Brief: Repeat each entry as written, dropping any picture you find.

[Website and app data records]
═══
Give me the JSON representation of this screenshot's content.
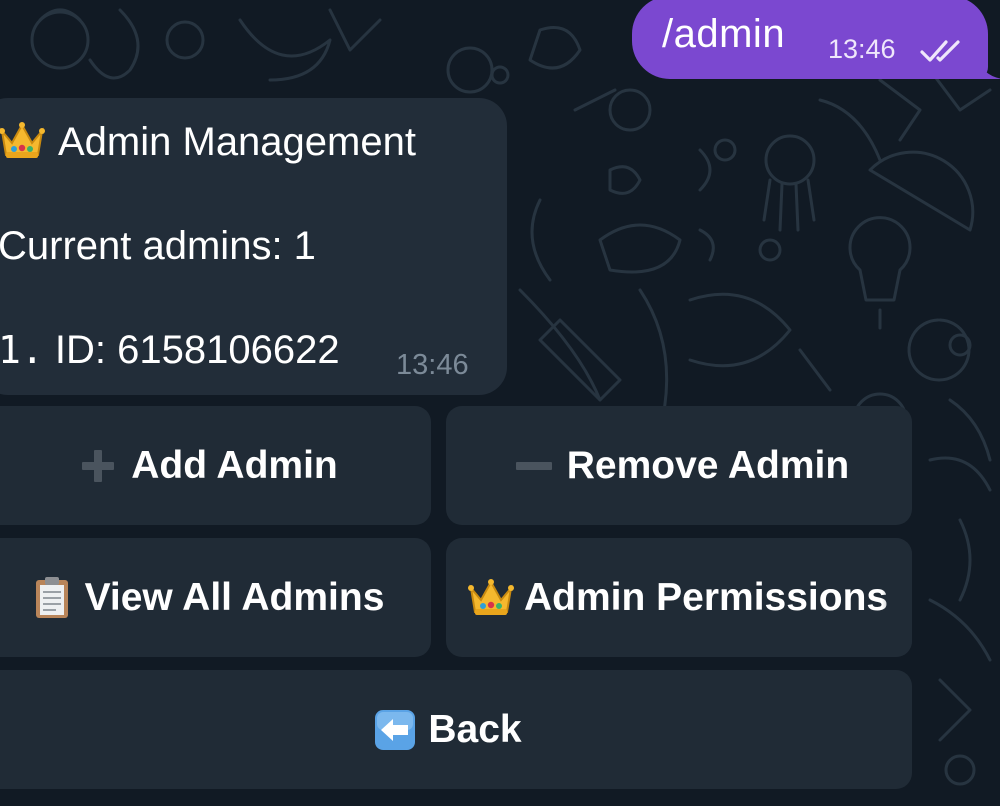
{
  "outgoing_message": {
    "text": "/admin",
    "time": "13:46",
    "status_icon": "double-check-icon"
  },
  "incoming_message": {
    "title_icon": "crown-emoji",
    "title": "Admin Management",
    "current_admins": "Current admins: 1",
    "admin_list": [
      {
        "index": "1.",
        "id_text": "ID: 6158106622"
      }
    ],
    "time": "13:46"
  },
  "inline_keyboard": {
    "add_admin": {
      "icon": "plus-icon",
      "label": "Add Admin"
    },
    "remove_admin": {
      "icon": "minus-icon",
      "label": "Remove Admin"
    },
    "view_all_admins": {
      "icon": "clipboard-emoji",
      "label": "View All Admins"
    },
    "admin_permissions": {
      "icon": "crown-emoji",
      "label": "Admin Permissions"
    },
    "back": {
      "icon": "left-arrow-emoji",
      "label": "Back"
    }
  },
  "colors": {
    "background": "#111a24",
    "outgoing_bubble": "#7b48d0",
    "incoming_bubble": "#222d39",
    "keyboard_button": "#202b36",
    "muted_time": "#7c8a98"
  }
}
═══
Written solution:
Give me the JSON representation of this screenshot's content.
{
  "outgoing_message": {
    "text": "/admin",
    "time": "13:46",
    "status_icon": "double-check-icon"
  },
  "incoming_message": {
    "title_icon": "crown-emoji",
    "title": "Admin Management",
    "current_admins": "Current admins: 1",
    "admin_list": [
      {
        "index": "1.",
        "id_text": "ID: 6158106622"
      }
    ],
    "time": "13:46"
  },
  "inline_keyboard": {
    "add_admin": {
      "icon": "plus-icon",
      "label": "Add Admin"
    },
    "remove_admin": {
      "icon": "minus-icon",
      "label": "Remove Admin"
    },
    "view_all_admins": {
      "icon": "clipboard-emoji",
      "label": "View All Admins"
    },
    "admin_permissions": {
      "icon": "crown-emoji",
      "label": "Admin Permissions"
    },
    "back": {
      "icon": "left-arrow-emoji",
      "label": "Back"
    }
  },
  "colors": {
    "background": "#111a24",
    "outgoing_bubble": "#7b48d0",
    "incoming_bubble": "#222d39",
    "keyboard_button": "#202b36",
    "muted_time": "#7c8a98"
  }
}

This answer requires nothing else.